» **WHAT IS REQUIRED**
Read the lines below. Copy out any that hold the string "database".

» **Dataset rows describing interfaces**
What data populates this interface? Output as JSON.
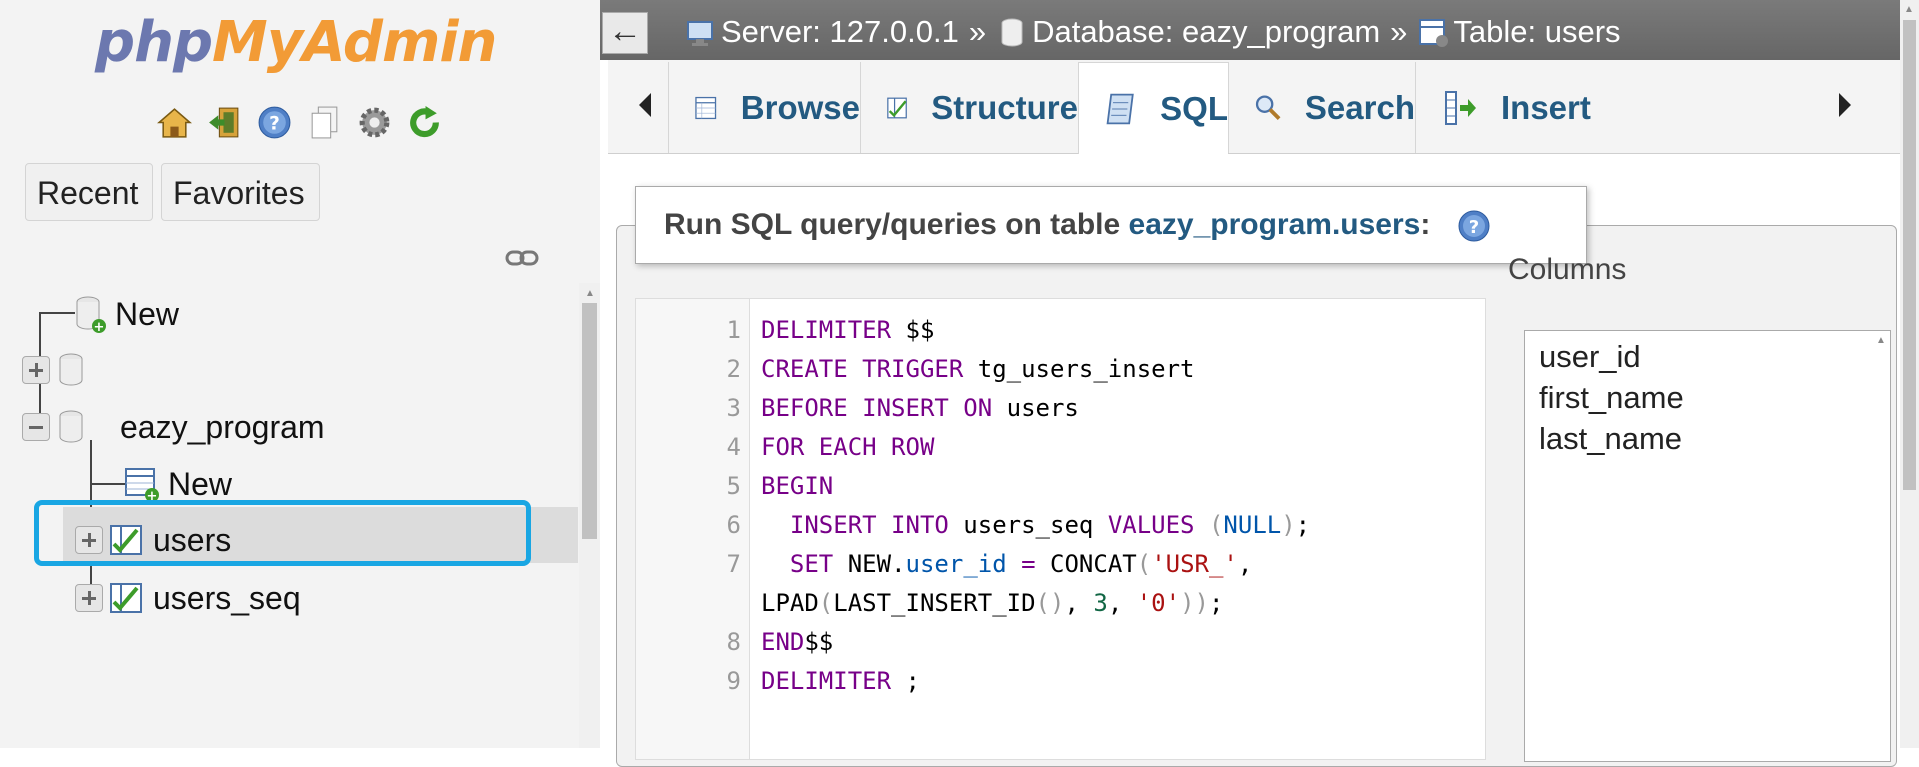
{
  "nav": {
    "logo": {
      "php": "php",
      "my": "My",
      "admin": "Admin"
    },
    "icons": [
      "home-icon",
      "logout-icon",
      "help-icon",
      "docs-icon",
      "settings-icon",
      "reload-icon"
    ],
    "recent_label": "Recent",
    "favorites_label": "Favorites",
    "tree": {
      "new_root": "New",
      "database": "eazy_program",
      "db_new": "New",
      "tables": [
        "users",
        "users_seq"
      ]
    }
  },
  "topbar": {
    "back": "←",
    "server": "Server: 127.0.0.1",
    "database": "Database: eazy_program",
    "table": "Table: users",
    "sep": "»"
  },
  "tabs": [
    {
      "label": "Browse",
      "icon": "browse-icon"
    },
    {
      "label": "Structure",
      "icon": "structure-icon"
    },
    {
      "label": "SQL",
      "icon": "sql-icon",
      "active": true
    },
    {
      "label": "Search",
      "icon": "search-icon"
    },
    {
      "label": "Insert",
      "icon": "insert-icon"
    }
  ],
  "sql": {
    "legend_prefix": "Run SQL query/queries on table ",
    "legend_table": "eazy_program.users",
    "legend_suffix": ":",
    "line_numbers": [
      "1",
      "2",
      "3",
      "4",
      "5",
      "6",
      "7",
      "8",
      "9"
    ]
  },
  "columns": {
    "label": "Columns",
    "items": [
      "user_id",
      "first_name",
      "last_name"
    ]
  },
  "colors": {
    "accent": "#235a81",
    "highlight": "#19a6e3",
    "keyword": "#770088"
  }
}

» **SOLUTION BELOW**
      "database": "eazy_program",
    "database": "Database: eazy_program",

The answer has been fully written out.